February/March 1986 | Volume 37, Issue 2
Gathering pictures for this magazine over the years, we have learned that we can’t simply wait for an article to be scheduled and then try to find the ideal scenesetter or the work that perfectly sums up all that has gone before. So throughout the year, we review art magazines, attend gallery openings, and send away for exhibition catalogs from museums around the country, keeping an eye out for those images that might someday open or end a story, or even make a cover.
The paintings offered here are ones that captured our interest during the past year but which we couldn’t quite work into the magazine. So, following the annual custom of many art galleries, we decided to present them all at once in a mid-winter show. Each one evokes its time or place or subject so forcefully that it can provide historical evidence in much the same way as a shard of pottery. An advertisement in the background, a detail of dress or gesture, a style of interior decoration—any of these can offer historical insight and call up a flood of associations.

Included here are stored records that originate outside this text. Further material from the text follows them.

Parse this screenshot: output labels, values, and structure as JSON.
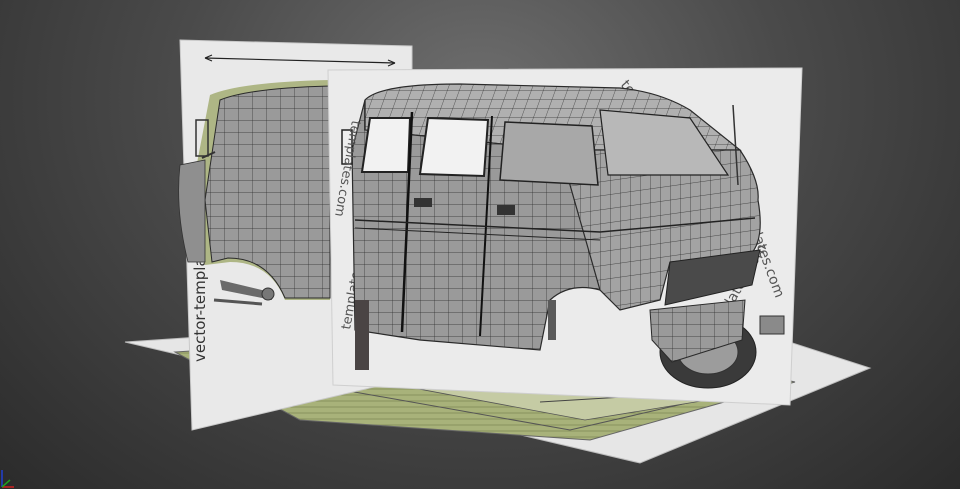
{
  "viewport": {
    "background_top": "#6e6e6e",
    "background_bottom": "#2b2b2b"
  },
  "scene": {
    "watermark": "vector-templates.com",
    "watermark_short": "templates.com",
    "blueprint_green": "#a8b27a",
    "blueprint_gray": "#e4e4e4",
    "model_wire_color": "#2a2a2a",
    "model_shade": "#9a9a9a"
  },
  "gizmo": {
    "x_color": "#d02020",
    "y_color": "#20a020",
    "z_color": "#2040d0"
  }
}
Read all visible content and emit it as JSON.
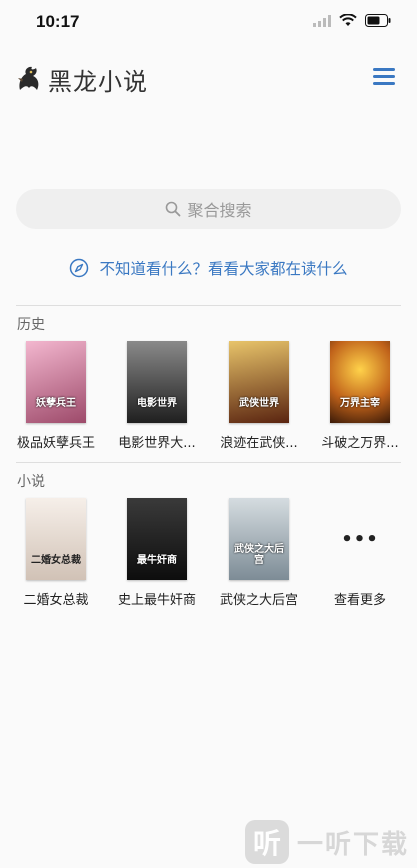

A few of the artists represented here, like Childe Hassam and Winslow Homer, have long been as interesting to dealers and museum curators as they are to us: their place in the annals of American art is secure. But many are no better known than, for instance, Charles Courtney Curran, who painted the woman hanging out her laundry on page 85. The Inventory of American Paintings in Washington, D.C., lists more than seven hundred works by Curran, but his name doesn’t appear in any standard books on American art. He deserves wider recognition. Meanwhile, we’re holding onto a transparency of another of his paintings with the hope that one day we can find a reason to put it on our cover.